  • Animals should be provided with conditions that enable them to exhibit natural behaviours
  • Dependency on veterinary medicines should be reduced without jeopardising the well-being of animals


outdoor access

Animals having outdoor access, shade, shelter, lighting and sufficient space for them to undertake free movement and to exhibit natural behaviors.


Using breeds and strains well-suited and adapted to the prevailing conditions.

Health Plan

Implementing herd and flock planning based on sound ecological practices and epidemiological knowledge.


Undertaking good practice with regard to biosecurity.

closed herds

Maintaining animals in closed herds and flocks and at stocking rates that enables free-movement, reduces risks of disease spread and minimises environmental damage.

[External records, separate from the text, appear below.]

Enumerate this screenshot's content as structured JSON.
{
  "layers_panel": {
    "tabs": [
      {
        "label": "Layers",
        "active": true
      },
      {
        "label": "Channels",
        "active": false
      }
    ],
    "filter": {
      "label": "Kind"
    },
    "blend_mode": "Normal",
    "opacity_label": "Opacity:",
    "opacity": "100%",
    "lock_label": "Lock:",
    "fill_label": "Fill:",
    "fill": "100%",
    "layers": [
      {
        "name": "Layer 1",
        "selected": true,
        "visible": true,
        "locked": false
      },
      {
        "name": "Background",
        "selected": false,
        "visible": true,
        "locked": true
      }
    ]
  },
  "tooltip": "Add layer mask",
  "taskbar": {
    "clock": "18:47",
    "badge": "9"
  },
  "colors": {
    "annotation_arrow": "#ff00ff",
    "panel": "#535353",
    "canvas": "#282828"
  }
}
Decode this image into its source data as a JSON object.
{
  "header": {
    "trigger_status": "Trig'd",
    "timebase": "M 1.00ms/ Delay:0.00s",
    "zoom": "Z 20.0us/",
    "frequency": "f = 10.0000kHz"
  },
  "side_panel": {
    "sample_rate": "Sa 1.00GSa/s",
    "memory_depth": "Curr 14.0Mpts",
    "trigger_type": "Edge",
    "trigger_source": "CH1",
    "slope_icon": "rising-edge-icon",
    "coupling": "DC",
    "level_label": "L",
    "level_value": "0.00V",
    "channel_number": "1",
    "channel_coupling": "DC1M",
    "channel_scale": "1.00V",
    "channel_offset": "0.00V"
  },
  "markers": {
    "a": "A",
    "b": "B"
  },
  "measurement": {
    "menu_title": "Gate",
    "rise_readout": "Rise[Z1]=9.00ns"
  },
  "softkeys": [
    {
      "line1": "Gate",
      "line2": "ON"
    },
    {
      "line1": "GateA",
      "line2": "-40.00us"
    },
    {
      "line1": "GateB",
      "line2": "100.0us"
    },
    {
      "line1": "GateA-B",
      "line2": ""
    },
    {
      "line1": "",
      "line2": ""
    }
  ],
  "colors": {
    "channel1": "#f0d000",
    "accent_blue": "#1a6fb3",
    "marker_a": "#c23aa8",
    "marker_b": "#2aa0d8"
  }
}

forage and grazing

Forage and grazing being the main source of nutrients for ruminants, and continuously available to non-ruminants.

production practices

Avoiding the use of mutilations as standard production practices.


Improved understanding and responsible usage of veterinary medicines.